- **Data excerpts**

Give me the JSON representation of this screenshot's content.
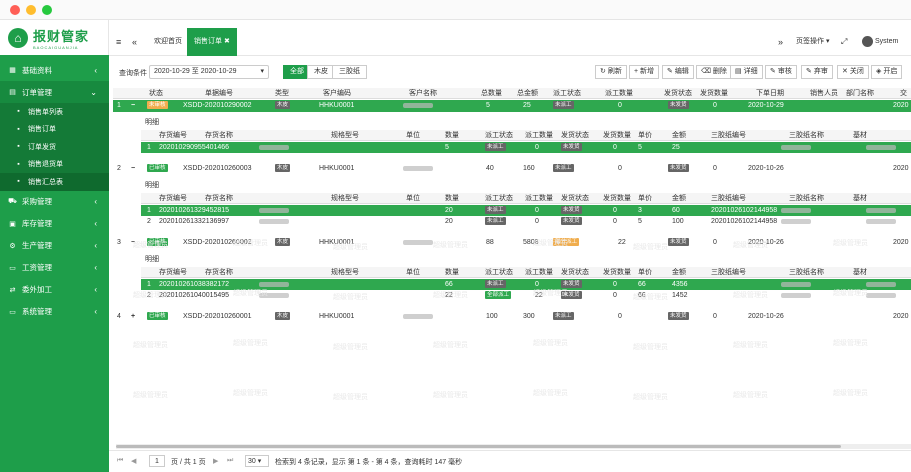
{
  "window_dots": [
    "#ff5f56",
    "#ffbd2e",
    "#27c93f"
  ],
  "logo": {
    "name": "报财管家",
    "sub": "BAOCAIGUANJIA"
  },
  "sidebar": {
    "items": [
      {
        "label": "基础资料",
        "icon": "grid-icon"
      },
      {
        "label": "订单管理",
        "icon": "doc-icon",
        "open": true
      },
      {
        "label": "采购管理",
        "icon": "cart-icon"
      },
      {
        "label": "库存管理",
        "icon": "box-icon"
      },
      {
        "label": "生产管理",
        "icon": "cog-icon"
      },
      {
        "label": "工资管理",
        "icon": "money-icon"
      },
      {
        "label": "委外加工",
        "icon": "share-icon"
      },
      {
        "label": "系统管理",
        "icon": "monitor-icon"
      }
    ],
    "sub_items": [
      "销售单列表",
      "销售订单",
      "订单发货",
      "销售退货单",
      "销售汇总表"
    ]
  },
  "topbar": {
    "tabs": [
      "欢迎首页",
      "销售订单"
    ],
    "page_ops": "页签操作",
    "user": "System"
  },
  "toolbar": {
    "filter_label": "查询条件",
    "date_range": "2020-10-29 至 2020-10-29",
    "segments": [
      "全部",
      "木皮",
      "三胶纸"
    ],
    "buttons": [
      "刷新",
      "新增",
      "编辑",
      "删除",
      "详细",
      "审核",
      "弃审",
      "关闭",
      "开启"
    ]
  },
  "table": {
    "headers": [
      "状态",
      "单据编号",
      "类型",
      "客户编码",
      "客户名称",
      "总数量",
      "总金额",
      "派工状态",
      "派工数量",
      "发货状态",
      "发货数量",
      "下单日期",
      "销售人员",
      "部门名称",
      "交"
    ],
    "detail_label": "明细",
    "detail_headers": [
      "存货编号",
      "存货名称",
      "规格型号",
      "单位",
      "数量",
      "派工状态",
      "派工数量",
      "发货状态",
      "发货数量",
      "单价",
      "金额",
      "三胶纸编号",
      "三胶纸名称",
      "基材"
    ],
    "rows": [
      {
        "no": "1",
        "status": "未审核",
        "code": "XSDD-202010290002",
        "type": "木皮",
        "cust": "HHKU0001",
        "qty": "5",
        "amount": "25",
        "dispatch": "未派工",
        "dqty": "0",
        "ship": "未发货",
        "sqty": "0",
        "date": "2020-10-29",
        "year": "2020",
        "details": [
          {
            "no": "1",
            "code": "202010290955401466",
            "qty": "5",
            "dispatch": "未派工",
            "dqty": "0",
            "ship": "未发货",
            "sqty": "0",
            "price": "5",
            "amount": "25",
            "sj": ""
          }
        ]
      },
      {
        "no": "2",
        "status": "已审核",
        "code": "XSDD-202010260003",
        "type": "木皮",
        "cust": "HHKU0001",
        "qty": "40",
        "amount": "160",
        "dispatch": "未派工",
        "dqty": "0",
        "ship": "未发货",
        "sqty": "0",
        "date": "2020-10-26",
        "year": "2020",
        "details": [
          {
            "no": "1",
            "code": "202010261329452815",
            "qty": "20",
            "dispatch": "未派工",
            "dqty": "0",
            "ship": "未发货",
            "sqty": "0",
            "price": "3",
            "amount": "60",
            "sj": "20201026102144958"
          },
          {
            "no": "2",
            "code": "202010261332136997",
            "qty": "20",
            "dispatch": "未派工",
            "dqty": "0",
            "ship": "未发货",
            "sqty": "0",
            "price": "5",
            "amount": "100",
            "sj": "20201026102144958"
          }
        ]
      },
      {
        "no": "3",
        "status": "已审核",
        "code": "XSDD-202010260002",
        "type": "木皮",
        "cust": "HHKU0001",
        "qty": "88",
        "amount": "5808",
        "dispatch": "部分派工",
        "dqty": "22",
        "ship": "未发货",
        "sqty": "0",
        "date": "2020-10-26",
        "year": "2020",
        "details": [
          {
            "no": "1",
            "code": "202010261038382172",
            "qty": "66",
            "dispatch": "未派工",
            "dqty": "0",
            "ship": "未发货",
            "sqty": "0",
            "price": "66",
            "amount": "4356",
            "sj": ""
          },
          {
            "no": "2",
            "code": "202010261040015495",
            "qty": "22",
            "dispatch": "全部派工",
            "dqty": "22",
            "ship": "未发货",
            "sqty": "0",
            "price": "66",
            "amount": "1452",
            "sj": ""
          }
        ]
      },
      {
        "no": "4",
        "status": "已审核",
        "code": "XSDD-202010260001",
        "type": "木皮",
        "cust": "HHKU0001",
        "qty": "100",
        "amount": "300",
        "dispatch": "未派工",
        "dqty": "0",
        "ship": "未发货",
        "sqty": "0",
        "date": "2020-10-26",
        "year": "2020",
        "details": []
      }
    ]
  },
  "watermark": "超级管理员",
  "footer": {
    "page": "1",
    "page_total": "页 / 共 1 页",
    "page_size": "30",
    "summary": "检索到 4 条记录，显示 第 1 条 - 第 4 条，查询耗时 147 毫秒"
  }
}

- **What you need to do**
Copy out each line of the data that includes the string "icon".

- **Final answer**
        "icon": "grid-icon"
        "icon": "doc-icon",
        "icon": "cart-icon"
        "icon": "box-icon"
        "icon": "cog-icon"
        "icon": "money-icon"
        "icon": "share-icon"
        "icon": "monitor-icon"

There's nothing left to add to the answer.